The Tempelhof marshalling yard became a typical railroad wasteland when it was gradually shut down after the Second World War. But in just 50 years, a diverse and species-rich natural oasis thrived in the middle of the big city. This jungle-like forest can now be discovered on long walks. Today, the Schöneberger Südgelände is home to numerous animal and plant species. Some buildings and structures of the railroad era are still preserved, such as the bridge master's office and the water tower. The 4,000 square meter former locomotive hall has also survived the times and is now a center of attraction for the curious, amateur photographers and artists.
The Old St. Matthew's Churchyard in Berlin is a historic cemetery in the Schöneberg district with many culturally and historically significant graves, which are now listed as historical monuments. The cemetery is located between Großgörschenstrasse and Monumen-tenstrasse in the Schöneberg district on the so-called Red Island. Like Kreuzberg, which is 500 meters to the east, the cemetery slopes gently down to the Berlin glacial valley with the course of the Spree River, as it is laid out on the northern slope of the Teltow River. Magnificently decorated graves from the Wilhelminian period and some 50 honorary graves of important personalities can be found in the cemetery, testifying to the city's rich cultural heritage.
The area around Nollendorfplatz and Winterfeldtplatz has been a gay mecca since the 1920s. Here men met in the travesty locale Eldorado, where Marlene Dietrich and Claire Waldoff also enjoyed themselves. Even today, rainbow flags can be seen everywhere in Schöneberg. Many offers here are aimed specifically at the gay and lesbian public. From Fuggerstrasse and Motzstrasse to Maaßenstrasse and Nollendorfplatz, the most diverse bars, clubs, restaurants and stores make the Nollendorfkiez a "gay village. That a colorful coexistence is not a matter of course is reminded by the memorial plaque "Totgeschlagen - totgeschwiegen" ("Beaten to death - hushed up") at the subway station Nollendorfplatz. There, the gay and lesbian victims of National Socialism are commemorated.
WINEGG stands for architecture, aesthetics, quality, solidity, sustainability and safety. The company thinks long-term and designs top-class quality properties in the best locations, so that future generations can leave more behind.
WINEGG Realitäten GmbH was founded in Vienna in 1998. Since then, the company has made a name for itself as a forward-looking investor, developer and quality-conscious property developer that is widely respected. The company's vision: to keep an eye on reality and yet plan for the long term. So that future generations can also build their lives on a secure foundation.
From the very beginning, one of the company's specialities has been increasing the value of old buildings. Good substance and best location are the selection criteria.
Today, WINEGG has also gained a top position in the field of revitalizing old buildings, loft conversions & new building development.

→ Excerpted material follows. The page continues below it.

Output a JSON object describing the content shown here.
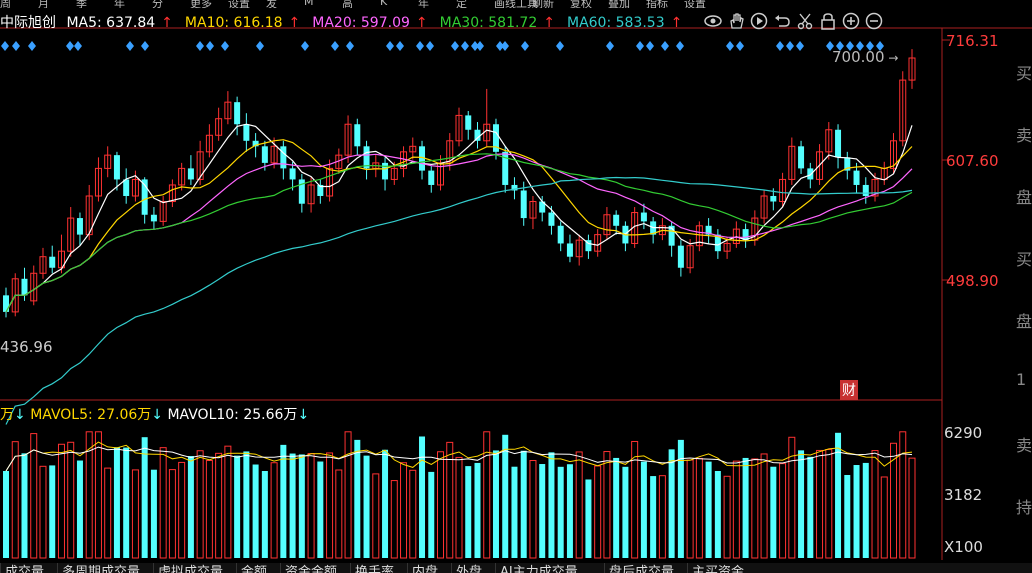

And has extended its commitment not only to Vienna and Austria but also to Germany (including Berlin, Leipzig & Dresden): Numerous properties, both in the area of old building development and in the area of new housing developments, have already been successfully completed.